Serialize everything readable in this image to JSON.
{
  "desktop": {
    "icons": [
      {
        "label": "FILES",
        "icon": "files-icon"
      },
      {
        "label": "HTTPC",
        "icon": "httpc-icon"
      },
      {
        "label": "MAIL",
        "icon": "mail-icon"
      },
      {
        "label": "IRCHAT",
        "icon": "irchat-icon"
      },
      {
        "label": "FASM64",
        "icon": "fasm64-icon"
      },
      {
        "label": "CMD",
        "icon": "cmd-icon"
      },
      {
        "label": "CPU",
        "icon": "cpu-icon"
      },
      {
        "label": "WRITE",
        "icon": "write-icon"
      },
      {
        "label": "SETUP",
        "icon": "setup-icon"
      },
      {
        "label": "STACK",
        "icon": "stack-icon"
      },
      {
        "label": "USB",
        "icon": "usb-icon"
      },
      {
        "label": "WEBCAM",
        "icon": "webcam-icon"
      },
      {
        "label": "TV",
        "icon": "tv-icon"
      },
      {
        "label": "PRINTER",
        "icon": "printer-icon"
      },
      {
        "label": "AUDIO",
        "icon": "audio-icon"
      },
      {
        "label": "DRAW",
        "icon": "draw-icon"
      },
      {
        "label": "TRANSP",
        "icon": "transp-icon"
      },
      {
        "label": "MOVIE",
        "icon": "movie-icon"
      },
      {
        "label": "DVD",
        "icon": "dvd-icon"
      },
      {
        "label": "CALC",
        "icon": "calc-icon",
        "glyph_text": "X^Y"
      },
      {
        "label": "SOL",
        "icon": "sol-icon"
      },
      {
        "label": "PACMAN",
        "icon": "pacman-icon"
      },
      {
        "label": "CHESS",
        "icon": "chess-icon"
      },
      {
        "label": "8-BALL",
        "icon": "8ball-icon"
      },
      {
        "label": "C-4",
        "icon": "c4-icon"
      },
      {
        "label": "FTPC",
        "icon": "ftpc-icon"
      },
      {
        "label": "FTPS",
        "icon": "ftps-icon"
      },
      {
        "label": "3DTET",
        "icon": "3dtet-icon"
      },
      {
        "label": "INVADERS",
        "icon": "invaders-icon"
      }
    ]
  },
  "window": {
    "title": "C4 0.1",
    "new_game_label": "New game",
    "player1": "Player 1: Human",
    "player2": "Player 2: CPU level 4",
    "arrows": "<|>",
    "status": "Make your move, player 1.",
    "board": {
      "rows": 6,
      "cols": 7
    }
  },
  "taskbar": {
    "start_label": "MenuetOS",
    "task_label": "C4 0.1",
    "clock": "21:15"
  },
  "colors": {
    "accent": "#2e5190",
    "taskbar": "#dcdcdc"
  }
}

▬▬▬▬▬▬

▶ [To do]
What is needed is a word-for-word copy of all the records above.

▶ [Written solution]
Serialize everything readable in this image to JSON.
{
  "desktop": {
    "icons": [
      {
        "label": "FILES",
        "icon": "files-icon"
      },
      {
        "label": "HTTPC",
        "icon": "httpc-icon"
      },
      {
        "label": "MAIL",
        "icon": "mail-icon"
      },
      {
        "label": "IRCHAT",
        "icon": "irchat-icon"
      },
      {
        "label": "FASM64",
        "icon": "fasm64-icon"
      },
      {
        "label": "CMD",
        "icon": "cmd-icon"
      },
      {
        "label": "CPU",
        "icon": "cpu-icon"
      },
      {
        "label": "WRITE",
        "icon": "write-icon"
      },
      {
        "label": "SETUP",
        "icon": "setup-icon"
      },
      {
        "label": "STACK",
        "icon": "stack-icon"
      },
      {
        "label": "USB",
        "icon": "usb-icon"
      },
      {
        "label": "WEBCAM",
        "icon": "webcam-icon"
      },
      {
        "label": "TV",
        "icon": "tv-icon"
      },
      {
        "label": "PRINTER",
        "icon": "printer-icon"
      },
      {
        "label": "AUDIO",
        "icon": "audio-icon"
      },
      {
        "label": "DRAW",
        "icon": "draw-icon"
      },
      {
        "label": "TRANSP",
        "icon": "transp-icon"
      },
      {
        "label": "MOVIE",
        "icon": "movie-icon"
      },
      {
        "label": "DVD",
        "icon": "dvd-icon"
      },
      {
        "label": "CALC",
        "icon": "calc-icon",
        "glyph_text": "X^Y"
      },
      {
        "label": "SOL",
        "icon": "sol-icon"
      },
      {
        "label": "PACMAN",
        "icon": "pacman-icon"
      },
      {
        "label": "CHESS",
        "icon": "chess-icon"
      },
      {
        "label": "8-BALL",
        "icon": "8ball-icon"
      },
      {
        "label": "C-4",
        "icon": "c4-icon"
      },
      {
        "label": "FTPC",
        "icon": "ftpc-icon"
      },
      {
        "label": "FTPS",
        "icon": "ftps-icon"
      },
      {
        "label": "3DTET",
        "icon": "3dtet-icon"
      },
      {
        "label": "INVADERS",
        "icon": "invaders-icon"
      }
    ]
  },
  "window": {
    "title": "C4 0.1",
    "new_game_label": "New game",
    "player1": "Player 1: Human",
    "player2": "Player 2: CPU level 4",
    "arrows": "<|>",
    "status": "Make your move, player 1.",
    "board": {
      "rows": 6,
      "cols": 7
    }
  },
  "taskbar": {
    "start_label": "MenuetOS",
    "task_label": "C4 0.1",
    "clock": "21:15"
  },
  "colors": {
    "accent": "#2e5190",
    "taskbar": "#dcdcdc"
  }
}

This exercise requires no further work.